TC TO LADY STANLEY; 31 May 1854; DOI: 10.1215/lt-18540531-TC-LST-01; CL 29: 106-107
TC TO LADY STANLEY
Chelsea, 31 May, 1854—
Dear Lady Stanley,—Do not be angry at me: here are 3 of a Bundle of Papers I have got; one you are to keep for your own behoof; the other 2 you are, with your accustomed benevolence, to “leave where they may be useful,”—that is to say, where young gentn ambitious [for]1 a German education are thought to exist.
I have known this Mr Wilson a long time; and can fearlessly describe him as an honourable, well-bred, well-conditioned, cultivated, ingenious and amiable man. What he says of Weimar I know also to be quite true;2—to which it may be added that the best dialect of German is spoken in those parts; and that the Town is very quiet, clean, and the region understood to be wholesome. These are facts; which may perhaps concern certain persons in your sphere.
For the rest, if your Ladyship is very impatient, and cannot stand such a thing in this top of the season,—throw the Papers into the fire; and dismiss me and them, with a free pardon!— I sent this Wilson to the young Duchess of Weimar,3 at her request, for a grand “Institution” she has been setting up; and he pleases greatly, as I expected; which practically ought to finish my account with him for the present, unless the remaining items be easy rather than otherwise.
We never see you; I never see you; tho' I call occasionally. I suppose I must persist, tho' unsuccessful. The fates have not been kind to me at all in these latter times; but we must not growl at their ill usage, perhaps it will improve.
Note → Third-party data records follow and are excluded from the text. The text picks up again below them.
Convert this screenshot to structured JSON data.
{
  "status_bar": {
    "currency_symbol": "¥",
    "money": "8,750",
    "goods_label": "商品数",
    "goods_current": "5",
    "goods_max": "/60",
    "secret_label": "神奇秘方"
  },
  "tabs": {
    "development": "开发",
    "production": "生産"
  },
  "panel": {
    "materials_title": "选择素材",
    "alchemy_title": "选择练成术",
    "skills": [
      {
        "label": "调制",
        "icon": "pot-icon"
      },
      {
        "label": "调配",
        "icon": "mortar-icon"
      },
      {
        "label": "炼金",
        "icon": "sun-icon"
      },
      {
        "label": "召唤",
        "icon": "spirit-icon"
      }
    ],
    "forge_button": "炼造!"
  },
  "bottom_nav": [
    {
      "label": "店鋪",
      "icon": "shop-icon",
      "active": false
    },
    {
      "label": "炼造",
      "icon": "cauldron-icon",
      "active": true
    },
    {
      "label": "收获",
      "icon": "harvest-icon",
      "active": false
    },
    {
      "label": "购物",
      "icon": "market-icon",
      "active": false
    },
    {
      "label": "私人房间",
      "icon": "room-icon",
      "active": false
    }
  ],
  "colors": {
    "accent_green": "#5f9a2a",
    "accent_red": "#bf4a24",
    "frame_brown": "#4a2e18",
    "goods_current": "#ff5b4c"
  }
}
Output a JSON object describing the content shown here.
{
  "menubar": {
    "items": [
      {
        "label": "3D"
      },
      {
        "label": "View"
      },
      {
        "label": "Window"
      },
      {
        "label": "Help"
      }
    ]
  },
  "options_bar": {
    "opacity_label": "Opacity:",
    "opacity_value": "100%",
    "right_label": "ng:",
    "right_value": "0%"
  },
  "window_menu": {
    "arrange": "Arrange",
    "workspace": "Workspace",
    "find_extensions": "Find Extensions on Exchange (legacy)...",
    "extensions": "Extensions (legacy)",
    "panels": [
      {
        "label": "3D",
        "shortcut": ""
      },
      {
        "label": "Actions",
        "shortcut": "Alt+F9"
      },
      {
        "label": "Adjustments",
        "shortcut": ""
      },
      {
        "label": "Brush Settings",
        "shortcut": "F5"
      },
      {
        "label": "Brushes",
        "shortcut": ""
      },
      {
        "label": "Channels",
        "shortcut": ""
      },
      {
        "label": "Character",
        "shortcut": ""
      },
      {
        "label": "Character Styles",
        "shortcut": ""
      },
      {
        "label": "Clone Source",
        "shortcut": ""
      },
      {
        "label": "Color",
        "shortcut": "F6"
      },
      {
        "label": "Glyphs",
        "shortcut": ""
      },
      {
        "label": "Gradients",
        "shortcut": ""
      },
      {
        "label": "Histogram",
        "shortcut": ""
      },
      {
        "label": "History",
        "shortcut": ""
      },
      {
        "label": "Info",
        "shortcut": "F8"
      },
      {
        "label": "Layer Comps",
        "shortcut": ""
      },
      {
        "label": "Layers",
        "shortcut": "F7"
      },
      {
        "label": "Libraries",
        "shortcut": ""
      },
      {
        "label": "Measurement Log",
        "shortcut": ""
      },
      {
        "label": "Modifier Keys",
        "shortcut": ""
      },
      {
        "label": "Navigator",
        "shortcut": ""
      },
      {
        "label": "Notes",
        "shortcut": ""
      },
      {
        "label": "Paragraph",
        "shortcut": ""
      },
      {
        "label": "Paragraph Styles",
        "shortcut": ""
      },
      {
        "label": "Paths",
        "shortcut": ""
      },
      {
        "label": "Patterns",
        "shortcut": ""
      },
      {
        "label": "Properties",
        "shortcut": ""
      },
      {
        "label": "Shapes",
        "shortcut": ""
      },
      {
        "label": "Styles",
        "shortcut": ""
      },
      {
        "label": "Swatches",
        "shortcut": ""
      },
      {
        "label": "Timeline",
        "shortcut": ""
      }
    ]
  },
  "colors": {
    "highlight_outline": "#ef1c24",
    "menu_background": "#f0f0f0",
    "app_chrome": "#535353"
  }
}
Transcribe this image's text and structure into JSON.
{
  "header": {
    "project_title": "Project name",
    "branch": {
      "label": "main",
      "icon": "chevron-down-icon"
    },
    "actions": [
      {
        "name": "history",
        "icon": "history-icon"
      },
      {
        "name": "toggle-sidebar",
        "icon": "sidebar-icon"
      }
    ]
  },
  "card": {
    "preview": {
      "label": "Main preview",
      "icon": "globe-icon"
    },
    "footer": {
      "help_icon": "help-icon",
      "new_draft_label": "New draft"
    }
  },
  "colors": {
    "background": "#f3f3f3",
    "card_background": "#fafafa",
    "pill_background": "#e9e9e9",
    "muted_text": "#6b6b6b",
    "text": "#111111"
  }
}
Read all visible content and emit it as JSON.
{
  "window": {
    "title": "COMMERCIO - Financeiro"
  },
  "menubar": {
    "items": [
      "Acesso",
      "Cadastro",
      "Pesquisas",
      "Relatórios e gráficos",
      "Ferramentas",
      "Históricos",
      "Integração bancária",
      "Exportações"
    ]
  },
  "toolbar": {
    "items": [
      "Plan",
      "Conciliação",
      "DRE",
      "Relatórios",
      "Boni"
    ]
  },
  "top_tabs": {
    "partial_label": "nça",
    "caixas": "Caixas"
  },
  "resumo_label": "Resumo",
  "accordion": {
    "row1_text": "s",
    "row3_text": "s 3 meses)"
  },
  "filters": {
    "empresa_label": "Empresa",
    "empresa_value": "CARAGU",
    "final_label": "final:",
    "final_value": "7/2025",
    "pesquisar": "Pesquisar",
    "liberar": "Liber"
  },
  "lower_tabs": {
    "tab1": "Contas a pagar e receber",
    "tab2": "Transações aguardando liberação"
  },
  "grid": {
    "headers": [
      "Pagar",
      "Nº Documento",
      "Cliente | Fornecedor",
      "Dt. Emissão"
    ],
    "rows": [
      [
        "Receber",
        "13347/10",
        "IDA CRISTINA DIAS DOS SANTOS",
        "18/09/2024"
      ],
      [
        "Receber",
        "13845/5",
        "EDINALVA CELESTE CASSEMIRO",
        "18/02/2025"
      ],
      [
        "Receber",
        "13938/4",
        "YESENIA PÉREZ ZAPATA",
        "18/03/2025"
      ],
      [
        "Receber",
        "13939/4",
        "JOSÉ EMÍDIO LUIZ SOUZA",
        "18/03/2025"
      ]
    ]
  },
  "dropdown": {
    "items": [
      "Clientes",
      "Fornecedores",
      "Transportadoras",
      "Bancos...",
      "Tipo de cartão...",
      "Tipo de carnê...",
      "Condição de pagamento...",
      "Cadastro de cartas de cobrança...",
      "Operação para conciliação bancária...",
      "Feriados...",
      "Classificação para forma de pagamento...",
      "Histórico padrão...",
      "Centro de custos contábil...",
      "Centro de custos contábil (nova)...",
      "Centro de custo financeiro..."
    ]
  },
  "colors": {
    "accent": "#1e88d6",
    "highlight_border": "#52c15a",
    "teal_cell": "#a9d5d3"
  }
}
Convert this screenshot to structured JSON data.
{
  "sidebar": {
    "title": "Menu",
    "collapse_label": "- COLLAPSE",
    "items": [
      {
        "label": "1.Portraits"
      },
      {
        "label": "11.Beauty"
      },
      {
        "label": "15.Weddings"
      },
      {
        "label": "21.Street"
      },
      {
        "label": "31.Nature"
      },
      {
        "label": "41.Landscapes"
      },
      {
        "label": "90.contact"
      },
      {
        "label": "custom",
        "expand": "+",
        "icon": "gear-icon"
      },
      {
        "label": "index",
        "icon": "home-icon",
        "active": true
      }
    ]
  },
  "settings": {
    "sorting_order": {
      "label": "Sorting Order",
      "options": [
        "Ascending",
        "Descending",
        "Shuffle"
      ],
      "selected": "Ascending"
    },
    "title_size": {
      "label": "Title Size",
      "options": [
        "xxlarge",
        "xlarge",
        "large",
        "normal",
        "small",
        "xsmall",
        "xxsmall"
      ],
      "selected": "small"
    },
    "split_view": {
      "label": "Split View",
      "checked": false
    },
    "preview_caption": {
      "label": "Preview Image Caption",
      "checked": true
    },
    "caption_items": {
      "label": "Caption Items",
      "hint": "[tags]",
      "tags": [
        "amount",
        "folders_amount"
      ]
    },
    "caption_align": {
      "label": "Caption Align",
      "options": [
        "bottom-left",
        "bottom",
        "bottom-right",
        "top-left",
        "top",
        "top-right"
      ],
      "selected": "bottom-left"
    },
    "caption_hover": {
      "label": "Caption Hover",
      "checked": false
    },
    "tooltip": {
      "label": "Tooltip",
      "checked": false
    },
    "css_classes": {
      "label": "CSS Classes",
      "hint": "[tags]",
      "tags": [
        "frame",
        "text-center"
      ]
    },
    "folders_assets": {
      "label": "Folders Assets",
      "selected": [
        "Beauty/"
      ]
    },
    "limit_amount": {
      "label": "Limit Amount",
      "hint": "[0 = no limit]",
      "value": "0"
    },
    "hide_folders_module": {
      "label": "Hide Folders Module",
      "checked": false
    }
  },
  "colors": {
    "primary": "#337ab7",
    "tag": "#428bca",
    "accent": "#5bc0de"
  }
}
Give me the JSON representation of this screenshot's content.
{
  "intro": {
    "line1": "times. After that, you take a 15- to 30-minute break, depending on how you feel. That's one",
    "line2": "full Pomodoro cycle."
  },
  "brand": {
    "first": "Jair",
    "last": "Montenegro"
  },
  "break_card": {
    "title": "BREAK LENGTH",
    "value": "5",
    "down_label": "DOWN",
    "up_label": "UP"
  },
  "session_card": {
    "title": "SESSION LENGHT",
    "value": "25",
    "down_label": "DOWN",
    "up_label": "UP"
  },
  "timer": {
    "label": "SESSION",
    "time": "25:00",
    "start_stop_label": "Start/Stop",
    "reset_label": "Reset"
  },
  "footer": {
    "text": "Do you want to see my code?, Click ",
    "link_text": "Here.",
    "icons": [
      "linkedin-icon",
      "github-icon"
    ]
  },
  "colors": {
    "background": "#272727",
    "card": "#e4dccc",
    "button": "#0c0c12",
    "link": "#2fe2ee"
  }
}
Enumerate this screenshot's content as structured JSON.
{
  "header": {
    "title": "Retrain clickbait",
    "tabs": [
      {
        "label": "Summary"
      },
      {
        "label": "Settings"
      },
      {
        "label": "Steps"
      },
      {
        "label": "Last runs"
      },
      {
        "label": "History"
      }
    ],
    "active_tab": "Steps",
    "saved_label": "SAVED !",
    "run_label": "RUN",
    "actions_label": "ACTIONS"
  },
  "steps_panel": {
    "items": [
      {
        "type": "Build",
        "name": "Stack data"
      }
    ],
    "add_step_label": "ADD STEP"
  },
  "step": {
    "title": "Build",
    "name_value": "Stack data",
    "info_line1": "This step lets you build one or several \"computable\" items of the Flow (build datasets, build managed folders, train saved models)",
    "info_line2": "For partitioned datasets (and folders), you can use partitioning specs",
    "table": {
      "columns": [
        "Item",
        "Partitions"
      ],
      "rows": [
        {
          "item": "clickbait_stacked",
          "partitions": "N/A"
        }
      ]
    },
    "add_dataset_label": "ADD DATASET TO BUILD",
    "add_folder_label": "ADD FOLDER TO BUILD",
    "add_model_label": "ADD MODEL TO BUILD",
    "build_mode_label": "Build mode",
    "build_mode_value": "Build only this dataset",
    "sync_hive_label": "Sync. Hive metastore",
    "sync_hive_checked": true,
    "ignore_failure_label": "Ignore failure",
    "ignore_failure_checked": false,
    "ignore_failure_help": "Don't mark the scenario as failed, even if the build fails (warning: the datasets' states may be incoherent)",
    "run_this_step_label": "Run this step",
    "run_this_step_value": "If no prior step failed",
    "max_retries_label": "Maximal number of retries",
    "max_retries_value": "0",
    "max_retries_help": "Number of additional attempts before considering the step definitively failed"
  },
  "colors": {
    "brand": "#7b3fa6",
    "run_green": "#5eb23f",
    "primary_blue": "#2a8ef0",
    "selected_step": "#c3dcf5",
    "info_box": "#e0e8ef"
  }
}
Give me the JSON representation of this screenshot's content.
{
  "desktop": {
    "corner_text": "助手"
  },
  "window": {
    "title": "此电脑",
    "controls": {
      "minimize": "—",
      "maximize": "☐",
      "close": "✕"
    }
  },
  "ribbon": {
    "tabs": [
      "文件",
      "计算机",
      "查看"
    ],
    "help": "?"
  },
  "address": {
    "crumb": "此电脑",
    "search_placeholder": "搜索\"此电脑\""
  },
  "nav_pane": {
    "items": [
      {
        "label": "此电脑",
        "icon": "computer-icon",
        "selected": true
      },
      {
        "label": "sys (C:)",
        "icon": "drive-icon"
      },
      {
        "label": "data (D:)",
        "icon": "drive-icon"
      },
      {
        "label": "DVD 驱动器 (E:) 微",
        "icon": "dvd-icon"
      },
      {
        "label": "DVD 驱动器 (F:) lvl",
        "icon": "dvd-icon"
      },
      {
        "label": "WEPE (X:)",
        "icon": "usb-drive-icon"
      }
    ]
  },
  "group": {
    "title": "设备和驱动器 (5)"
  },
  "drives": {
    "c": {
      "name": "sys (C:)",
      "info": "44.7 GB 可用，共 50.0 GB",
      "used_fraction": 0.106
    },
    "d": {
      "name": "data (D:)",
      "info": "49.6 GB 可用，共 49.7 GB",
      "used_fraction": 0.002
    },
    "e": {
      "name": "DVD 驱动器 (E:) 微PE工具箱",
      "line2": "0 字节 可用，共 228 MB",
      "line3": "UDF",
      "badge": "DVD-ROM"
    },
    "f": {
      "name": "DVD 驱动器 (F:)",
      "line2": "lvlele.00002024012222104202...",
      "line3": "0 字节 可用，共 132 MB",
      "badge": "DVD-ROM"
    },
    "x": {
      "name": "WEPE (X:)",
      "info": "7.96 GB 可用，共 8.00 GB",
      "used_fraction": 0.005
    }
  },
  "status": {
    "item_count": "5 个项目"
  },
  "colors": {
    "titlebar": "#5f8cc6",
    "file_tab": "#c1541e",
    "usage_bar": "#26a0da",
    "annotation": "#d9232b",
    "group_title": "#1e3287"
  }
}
Good be with you always, dear Lady Stanley. Yours ever truly
The Lady Stanley of Alderley (t.o.)